Data under study:
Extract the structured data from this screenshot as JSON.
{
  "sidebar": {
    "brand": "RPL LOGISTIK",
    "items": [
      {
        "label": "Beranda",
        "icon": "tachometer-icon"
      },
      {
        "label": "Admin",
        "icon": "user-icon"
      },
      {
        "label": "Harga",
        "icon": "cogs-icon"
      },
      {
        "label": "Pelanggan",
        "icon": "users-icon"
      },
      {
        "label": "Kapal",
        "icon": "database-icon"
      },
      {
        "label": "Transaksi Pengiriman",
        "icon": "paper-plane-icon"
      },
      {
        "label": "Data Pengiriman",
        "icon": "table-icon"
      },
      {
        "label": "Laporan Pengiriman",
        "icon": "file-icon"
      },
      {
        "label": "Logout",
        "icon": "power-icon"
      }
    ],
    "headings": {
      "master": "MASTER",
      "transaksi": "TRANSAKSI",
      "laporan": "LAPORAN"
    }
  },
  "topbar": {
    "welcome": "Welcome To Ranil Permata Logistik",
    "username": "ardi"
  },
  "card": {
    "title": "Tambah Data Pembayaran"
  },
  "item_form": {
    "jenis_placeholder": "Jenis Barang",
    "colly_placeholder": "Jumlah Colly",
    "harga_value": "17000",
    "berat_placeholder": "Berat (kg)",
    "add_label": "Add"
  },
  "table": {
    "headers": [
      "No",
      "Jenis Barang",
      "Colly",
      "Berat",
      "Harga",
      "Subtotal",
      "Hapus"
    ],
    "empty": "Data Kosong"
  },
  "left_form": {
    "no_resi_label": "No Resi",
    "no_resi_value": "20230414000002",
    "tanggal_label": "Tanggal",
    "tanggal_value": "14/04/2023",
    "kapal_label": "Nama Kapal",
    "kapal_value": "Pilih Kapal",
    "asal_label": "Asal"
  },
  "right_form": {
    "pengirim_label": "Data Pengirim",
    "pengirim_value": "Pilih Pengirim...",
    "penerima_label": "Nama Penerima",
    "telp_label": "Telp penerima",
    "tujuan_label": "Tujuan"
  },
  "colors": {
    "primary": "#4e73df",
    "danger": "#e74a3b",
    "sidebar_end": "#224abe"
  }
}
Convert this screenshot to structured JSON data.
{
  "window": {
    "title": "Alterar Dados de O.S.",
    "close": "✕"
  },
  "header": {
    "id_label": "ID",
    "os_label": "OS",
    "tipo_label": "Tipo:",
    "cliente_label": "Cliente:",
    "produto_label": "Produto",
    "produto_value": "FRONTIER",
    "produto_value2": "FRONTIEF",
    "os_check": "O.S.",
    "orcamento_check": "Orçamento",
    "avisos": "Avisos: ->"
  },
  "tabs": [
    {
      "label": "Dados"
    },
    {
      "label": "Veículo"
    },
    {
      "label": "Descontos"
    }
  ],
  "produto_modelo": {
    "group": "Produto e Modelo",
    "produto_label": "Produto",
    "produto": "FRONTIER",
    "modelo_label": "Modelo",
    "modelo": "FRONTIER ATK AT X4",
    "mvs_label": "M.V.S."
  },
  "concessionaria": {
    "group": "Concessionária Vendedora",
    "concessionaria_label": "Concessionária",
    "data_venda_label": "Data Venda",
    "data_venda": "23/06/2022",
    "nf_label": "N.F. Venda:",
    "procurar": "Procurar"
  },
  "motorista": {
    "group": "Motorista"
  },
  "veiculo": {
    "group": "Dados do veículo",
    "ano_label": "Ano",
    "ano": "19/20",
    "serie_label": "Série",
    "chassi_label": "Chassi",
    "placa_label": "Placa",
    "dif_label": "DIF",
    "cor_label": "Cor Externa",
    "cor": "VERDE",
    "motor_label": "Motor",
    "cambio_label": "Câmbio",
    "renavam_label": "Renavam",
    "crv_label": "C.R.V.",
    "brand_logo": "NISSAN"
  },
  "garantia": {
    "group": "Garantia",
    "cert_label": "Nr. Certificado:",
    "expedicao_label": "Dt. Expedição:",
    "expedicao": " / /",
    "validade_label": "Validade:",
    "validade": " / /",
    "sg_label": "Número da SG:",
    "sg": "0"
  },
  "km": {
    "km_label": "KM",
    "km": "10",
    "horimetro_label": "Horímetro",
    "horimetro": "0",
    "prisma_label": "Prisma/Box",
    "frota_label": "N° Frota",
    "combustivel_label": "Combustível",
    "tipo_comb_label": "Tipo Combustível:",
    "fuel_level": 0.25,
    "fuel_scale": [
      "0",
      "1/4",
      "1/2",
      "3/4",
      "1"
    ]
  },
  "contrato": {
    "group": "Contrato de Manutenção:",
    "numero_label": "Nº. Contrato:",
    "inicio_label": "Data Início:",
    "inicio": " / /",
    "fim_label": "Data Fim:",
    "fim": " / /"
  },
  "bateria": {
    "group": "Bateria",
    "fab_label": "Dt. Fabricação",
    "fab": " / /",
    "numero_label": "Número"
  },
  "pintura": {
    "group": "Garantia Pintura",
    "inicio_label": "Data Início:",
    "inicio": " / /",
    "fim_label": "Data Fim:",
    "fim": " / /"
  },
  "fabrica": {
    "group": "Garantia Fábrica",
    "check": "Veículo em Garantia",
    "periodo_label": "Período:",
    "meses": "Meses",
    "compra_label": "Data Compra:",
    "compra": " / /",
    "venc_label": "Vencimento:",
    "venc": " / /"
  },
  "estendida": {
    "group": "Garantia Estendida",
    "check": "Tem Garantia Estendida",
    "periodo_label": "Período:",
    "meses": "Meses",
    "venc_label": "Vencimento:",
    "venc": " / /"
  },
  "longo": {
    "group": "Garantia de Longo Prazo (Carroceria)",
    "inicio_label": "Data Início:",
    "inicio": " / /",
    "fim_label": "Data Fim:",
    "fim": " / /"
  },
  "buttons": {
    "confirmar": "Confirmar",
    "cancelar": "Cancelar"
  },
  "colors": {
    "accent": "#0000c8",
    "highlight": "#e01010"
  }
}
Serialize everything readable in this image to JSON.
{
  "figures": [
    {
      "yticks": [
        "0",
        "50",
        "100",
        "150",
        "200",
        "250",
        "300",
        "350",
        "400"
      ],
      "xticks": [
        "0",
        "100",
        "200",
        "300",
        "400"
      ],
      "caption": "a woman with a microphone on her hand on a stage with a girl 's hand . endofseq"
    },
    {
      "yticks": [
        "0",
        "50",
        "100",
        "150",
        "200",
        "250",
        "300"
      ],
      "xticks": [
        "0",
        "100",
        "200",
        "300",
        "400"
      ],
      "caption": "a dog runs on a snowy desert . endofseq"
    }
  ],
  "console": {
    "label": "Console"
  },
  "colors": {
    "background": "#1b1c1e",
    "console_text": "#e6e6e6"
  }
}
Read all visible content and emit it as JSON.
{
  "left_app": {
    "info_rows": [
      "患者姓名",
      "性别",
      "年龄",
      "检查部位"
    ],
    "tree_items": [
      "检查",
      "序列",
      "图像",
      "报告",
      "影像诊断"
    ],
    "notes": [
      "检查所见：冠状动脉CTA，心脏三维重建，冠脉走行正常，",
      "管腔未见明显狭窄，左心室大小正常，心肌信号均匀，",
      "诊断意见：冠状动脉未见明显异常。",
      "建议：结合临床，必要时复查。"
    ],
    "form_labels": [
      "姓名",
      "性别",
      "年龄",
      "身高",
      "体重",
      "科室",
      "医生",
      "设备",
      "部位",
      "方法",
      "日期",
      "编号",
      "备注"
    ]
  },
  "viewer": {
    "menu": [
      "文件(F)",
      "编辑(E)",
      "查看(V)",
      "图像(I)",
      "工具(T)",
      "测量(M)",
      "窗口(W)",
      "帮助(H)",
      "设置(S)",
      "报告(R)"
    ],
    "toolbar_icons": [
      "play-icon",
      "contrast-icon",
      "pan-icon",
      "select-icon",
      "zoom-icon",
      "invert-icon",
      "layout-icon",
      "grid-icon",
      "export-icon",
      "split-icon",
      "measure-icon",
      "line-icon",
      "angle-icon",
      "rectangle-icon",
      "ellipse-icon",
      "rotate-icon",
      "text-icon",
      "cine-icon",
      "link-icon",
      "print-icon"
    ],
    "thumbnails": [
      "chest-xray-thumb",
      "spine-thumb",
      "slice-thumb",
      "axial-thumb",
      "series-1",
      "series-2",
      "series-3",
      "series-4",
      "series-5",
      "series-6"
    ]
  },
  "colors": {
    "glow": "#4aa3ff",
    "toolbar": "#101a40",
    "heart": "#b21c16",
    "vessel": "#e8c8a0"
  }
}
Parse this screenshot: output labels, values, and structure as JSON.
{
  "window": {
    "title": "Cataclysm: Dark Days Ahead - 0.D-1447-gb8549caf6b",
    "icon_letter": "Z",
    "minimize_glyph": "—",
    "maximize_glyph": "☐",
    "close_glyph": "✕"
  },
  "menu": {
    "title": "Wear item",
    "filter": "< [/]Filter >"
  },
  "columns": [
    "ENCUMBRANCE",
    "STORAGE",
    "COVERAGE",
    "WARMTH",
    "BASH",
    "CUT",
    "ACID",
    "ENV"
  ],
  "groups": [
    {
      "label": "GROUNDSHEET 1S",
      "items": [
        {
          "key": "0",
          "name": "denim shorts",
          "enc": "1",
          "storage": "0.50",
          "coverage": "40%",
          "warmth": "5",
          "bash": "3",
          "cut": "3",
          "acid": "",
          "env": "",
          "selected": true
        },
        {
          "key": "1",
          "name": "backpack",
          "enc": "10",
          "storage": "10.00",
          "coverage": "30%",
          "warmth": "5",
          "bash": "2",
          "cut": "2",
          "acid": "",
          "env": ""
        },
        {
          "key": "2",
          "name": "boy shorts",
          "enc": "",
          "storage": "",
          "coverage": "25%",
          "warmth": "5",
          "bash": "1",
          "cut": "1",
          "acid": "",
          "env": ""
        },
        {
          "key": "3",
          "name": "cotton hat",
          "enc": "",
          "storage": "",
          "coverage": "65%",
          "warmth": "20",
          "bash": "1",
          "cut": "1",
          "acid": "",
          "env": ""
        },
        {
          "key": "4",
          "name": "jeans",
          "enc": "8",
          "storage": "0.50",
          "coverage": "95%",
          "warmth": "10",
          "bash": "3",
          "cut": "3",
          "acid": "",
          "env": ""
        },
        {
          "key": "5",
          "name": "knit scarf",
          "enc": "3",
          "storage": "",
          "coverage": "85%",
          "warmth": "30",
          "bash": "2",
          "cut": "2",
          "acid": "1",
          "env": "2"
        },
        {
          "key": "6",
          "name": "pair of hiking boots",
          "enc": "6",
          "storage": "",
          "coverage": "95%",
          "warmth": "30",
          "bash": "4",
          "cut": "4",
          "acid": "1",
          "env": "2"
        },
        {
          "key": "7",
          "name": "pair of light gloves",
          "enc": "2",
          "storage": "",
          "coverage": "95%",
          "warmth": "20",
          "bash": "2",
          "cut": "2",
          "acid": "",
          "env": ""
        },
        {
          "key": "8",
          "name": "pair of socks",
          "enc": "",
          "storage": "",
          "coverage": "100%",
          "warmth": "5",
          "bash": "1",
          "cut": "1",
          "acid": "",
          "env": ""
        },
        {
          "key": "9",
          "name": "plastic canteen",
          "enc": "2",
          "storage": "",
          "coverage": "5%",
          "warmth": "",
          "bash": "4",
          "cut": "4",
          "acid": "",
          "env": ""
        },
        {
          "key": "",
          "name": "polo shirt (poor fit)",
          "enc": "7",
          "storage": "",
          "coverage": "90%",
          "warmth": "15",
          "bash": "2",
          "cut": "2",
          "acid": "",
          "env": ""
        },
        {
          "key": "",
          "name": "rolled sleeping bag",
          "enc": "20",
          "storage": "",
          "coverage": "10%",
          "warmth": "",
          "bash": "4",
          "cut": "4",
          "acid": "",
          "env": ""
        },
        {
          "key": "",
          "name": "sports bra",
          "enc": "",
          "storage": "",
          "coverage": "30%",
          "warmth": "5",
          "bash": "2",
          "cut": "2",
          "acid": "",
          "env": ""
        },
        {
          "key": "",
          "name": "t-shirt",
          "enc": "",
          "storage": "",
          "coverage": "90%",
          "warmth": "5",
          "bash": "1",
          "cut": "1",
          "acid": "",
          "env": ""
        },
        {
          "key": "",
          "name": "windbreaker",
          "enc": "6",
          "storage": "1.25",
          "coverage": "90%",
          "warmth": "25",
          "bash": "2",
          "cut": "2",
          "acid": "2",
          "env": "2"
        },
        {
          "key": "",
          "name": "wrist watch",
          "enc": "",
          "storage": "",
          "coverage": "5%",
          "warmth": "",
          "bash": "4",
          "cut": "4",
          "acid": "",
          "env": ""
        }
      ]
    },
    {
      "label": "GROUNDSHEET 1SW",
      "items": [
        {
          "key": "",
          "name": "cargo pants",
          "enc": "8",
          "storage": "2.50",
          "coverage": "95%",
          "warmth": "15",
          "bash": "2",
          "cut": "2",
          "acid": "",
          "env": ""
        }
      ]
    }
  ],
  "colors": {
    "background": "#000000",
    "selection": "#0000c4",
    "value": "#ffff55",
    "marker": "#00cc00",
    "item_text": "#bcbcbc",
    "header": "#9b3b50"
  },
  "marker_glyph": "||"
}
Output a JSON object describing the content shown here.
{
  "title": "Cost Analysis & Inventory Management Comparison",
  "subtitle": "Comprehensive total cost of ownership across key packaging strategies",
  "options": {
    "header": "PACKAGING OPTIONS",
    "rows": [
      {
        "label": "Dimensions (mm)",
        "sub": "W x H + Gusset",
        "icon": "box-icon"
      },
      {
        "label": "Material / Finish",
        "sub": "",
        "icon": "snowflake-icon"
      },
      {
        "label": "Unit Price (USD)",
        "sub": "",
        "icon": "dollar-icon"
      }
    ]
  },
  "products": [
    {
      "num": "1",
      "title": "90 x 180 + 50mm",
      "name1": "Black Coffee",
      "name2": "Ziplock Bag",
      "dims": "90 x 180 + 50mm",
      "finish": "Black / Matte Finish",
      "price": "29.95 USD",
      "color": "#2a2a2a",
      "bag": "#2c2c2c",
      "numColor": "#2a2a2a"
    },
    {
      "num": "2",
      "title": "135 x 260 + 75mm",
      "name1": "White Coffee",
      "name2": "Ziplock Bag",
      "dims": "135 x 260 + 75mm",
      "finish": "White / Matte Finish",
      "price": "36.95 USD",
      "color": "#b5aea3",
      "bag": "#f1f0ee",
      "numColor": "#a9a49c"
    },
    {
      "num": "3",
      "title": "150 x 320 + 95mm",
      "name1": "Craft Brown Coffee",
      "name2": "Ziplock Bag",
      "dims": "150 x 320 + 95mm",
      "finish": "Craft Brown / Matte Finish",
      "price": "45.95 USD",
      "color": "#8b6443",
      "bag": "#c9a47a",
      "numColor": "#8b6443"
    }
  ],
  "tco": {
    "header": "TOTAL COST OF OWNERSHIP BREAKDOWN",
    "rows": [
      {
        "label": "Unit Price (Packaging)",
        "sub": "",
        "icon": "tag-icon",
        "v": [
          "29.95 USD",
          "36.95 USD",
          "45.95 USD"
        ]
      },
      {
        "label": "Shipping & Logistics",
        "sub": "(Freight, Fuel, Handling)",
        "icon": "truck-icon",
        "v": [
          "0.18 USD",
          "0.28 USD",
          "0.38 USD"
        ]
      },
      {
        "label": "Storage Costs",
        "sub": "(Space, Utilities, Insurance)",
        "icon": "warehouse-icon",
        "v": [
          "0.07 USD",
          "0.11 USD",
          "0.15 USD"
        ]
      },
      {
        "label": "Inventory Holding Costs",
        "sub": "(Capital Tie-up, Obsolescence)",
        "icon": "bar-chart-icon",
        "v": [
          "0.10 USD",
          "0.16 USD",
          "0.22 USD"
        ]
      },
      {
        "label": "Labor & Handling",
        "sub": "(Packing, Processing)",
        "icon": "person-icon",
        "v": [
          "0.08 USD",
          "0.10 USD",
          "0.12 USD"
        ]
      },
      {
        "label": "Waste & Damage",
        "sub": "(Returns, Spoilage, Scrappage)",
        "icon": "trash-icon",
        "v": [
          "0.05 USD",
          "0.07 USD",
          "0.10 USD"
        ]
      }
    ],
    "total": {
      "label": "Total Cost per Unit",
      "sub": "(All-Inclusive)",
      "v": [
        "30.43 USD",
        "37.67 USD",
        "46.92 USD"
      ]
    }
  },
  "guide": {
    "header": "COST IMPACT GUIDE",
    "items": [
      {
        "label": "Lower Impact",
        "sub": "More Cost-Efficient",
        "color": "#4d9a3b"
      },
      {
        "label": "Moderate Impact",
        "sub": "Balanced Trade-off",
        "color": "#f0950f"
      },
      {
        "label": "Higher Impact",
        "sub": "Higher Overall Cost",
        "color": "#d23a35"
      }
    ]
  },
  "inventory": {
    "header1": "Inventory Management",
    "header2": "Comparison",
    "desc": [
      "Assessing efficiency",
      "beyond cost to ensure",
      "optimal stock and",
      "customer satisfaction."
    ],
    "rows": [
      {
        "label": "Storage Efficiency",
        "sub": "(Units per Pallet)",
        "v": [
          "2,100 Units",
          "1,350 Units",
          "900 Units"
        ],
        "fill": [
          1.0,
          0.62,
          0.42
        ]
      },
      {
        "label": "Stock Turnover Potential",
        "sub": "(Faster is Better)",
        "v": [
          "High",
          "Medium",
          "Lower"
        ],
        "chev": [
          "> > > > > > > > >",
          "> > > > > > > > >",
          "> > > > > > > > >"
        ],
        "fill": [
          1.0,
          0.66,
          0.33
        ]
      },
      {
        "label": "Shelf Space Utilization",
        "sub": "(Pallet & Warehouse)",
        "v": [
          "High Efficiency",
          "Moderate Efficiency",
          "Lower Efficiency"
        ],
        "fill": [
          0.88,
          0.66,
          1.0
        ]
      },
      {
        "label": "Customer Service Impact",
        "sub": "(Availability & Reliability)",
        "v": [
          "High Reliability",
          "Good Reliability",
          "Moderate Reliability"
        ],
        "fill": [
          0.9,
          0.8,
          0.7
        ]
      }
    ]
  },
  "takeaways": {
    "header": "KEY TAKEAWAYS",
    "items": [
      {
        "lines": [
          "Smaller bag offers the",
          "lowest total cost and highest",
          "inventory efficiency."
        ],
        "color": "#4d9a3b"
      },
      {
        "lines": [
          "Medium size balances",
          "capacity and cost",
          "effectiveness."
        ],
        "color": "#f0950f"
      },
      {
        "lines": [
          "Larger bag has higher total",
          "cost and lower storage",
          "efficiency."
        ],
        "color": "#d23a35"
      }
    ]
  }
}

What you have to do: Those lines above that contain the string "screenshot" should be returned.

Response:
Extract the structured data from this screenshot as JSON.
Convert this screenshot to structured JSON data.
Parse this screenshot: output labels, values, and structure as JSON.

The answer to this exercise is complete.